Think about it for a minute. What would happen if I forcibly tried to use facts and arguments to change your mind about something you felt very strongly about? You’d argue back, right? Or, if you weren’t feeling very confrontational today, you might walk away and dismiss me altogether.
When we’re confronted by efforts to persuade us to change our views about something we hold dear, we put our defences up. But when we’re told a compelling story, our guard goes down and we become more receptive to facts and arguments that seek to persuade us.
In fact, research shows the more you’re transported by a story, the more you’re likely to report having beliefs consistent with that story. You’ll also like the protagonist more, which makes you doubly open to persuasion, because we tend to agree with those we like.
And this makes a well-crafted story a uniquely formidable vehicle for compelling you to buy into what a brand is offering – even if you’ve never considered its products before.
We live for stories – no, we need them. It’s simply in our nature. We want our favourites to be told to us again and again. They comfort us, excite us, entertain us and educate us. We keep the best ones, those that really touch our hearts (or our amygdalas), with us forever and learn from them every day.
Now, imagine if your brand story became your customer’s favourite story.

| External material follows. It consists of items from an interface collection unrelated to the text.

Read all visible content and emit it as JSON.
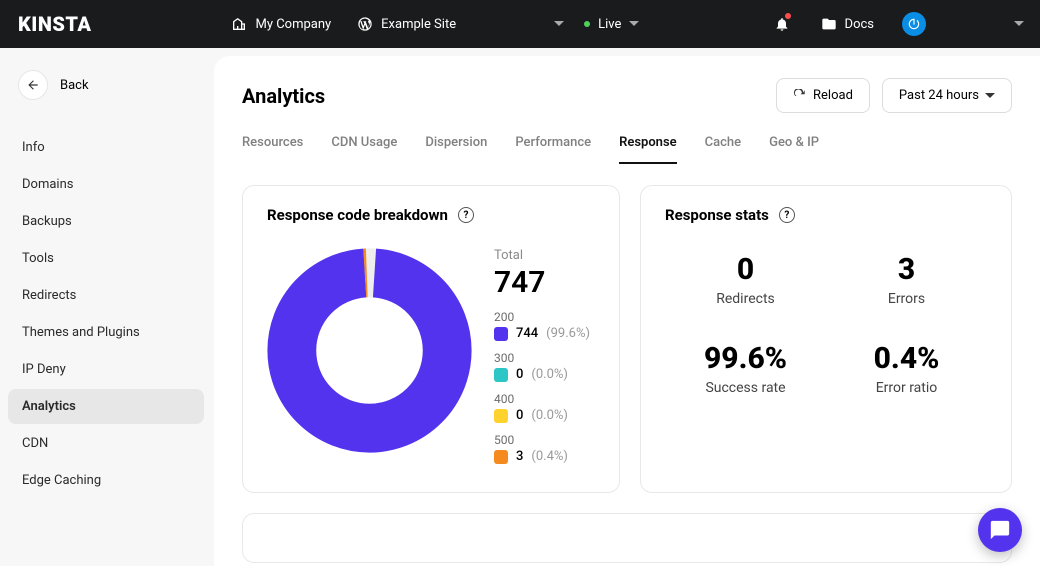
{
  "topbar": {
    "logo": "KINSTA",
    "company": "My Company",
    "site": "Example Site",
    "env": "Live",
    "docs": "Docs"
  },
  "sidebar": {
    "back": "Back",
    "items": [
      "Info",
      "Domains",
      "Backups",
      "Tools",
      "Redirects",
      "Themes and Plugins",
      "IP Deny",
      "Analytics",
      "CDN",
      "Edge Caching"
    ]
  },
  "page": {
    "title": "Analytics",
    "reload": "Reload",
    "filter": "Past 24 hours"
  },
  "tabs": [
    "Resources",
    "CDN Usage",
    "Dispersion",
    "Performance",
    "Response",
    "Cache",
    "Geo & IP"
  ],
  "breakdown": {
    "title": "Response code breakdown",
    "total_label": "Total",
    "total": "747",
    "legend": {
      "200": {
        "code": "200",
        "value": "744",
        "pct": "(99.6%)",
        "color": "#5333ed"
      },
      "300": {
        "code": "300",
        "value": "0",
        "pct": "(0.0%)",
        "color": "#2cc6c6"
      },
      "400": {
        "code": "400",
        "value": "0",
        "pct": "(0.0%)",
        "color": "#ffd22e"
      },
      "500": {
        "code": "500",
        "value": "3",
        "pct": "(0.4%)",
        "color": "#f58b1f"
      }
    }
  },
  "stats": {
    "title": "Response stats",
    "redirects": {
      "value": "0",
      "label": "Redirects"
    },
    "errors": {
      "value": "3",
      "label": "Errors"
    },
    "success": {
      "value": "99.6%",
      "label": "Success rate"
    },
    "error_ratio": {
      "value": "0.4%",
      "label": "Error ratio"
    }
  },
  "chart_data": {
    "type": "pie",
    "title": "Response code breakdown",
    "categories": [
      "200",
      "300",
      "400",
      "500"
    ],
    "values": [
      744,
      0,
      0,
      3
    ],
    "colors": [
      "#5333ed",
      "#2cc6c6",
      "#ffd22e",
      "#f58b1f"
    ],
    "total": 747
  }
}
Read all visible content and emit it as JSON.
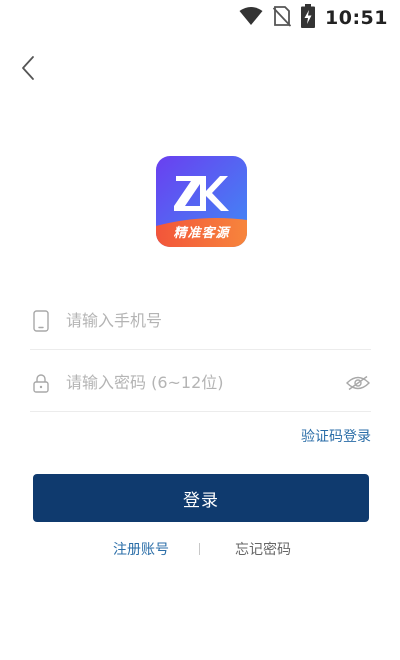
{
  "status_bar": {
    "time": "10:51",
    "icons": [
      "wifi-icon",
      "no-sim-icon",
      "battery-charging-icon"
    ]
  },
  "nav": {
    "back_icon": "chevron-left-icon"
  },
  "logo": {
    "letters": "ZK",
    "tagline": "精准客源"
  },
  "form": {
    "phone": {
      "placeholder": "请输入手机号",
      "value": "",
      "icon": "phone-icon"
    },
    "password": {
      "placeholder": "请输入密码 (6~12位)",
      "value": "",
      "icon": "lock-icon",
      "toggle_icon": "eye-icon"
    },
    "sms_login_label": "验证码登录",
    "login_label": "登录"
  },
  "links": {
    "register_label": "注册账号",
    "forgot_label": "忘记密码"
  },
  "colors": {
    "primary": "#0f3a6e",
    "link": "#2b6ea8",
    "logo_gradient_top": "#5a4ff0",
    "logo_gradient_bottom": "#3f86f5",
    "logo_ribbon": "#f06a3a"
  }
}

Research demonstrates there are specific qualities to a good story that can make it more likely to transport and persuade you – and all good copywriters should know them.
1. When you identify strongly with a character you become less aware of yourself and more connected emotionally and cognitively with them – even to the extent of adopting their goals and behaviour as your own. Example: The story of Little Red Riding Hood’s misadventures with the big bad wolf is particularly powerful for teaching children to listen to their mothers and not talk to strangers.
2. Stories can be more powerfully persuasive when your goals match the character’s goals. The more you sympathise with a character’s narrative arc, the more you’ll identify with them and the more likely you’ll mirror that character’s attitudes. Example: If, as a child, you shared Little Red Riding Hood’s desire for independence from her parents, being intrigued by dangerous strangers or wanting to survive, you might find the story more compelling.
3. It’s all about narrative templates.The great stories are almost always about people with problems and how they overcome them. That’s because we’re primed to identify with heroes who confront trouble head on and overcome adversity (after a brief but entertaining struggle). Why? Because the consequences of failure have been so important to the human learning curve since the beginning of time, we’ve learned to seek a safe way to practice our emotional responses to trouble. Stories are kind of like flight simulators. They let us experience strong feelings that we don’t have to pay for later. That means following advice in stories has literally become hardwired into our brains.
4. Stories are just plain fun for us humans. You know that instinctively. It’s why movies, TV, the web, newspapers and books are likely a large part of your life. It’s why you return to your favourite stories again and again.
Your brain feeds on stories for some very important reasons – not the least of which is the chemicals released when your amygdala feels strongly in turn strengthens the imprint of a story’s key messages on the memories your hippocampus creates. And, remember, your memories are what make you uniquely you.
Telling your unique brand story in the right way – by helping others identify and feel at one with your brand – is a hugely powerful tool for building your business.
Just like us humans, the stories you tell about your brand configures your business’ biology and ultimately creates the blueprint for its success, making it more memorable in the minds of your most loyal customers.
Want to use the neuroscience of storytelling – or, as we like to call it, storyselling – to boost your brand’s profile and attract more paying customers? Let’s chat!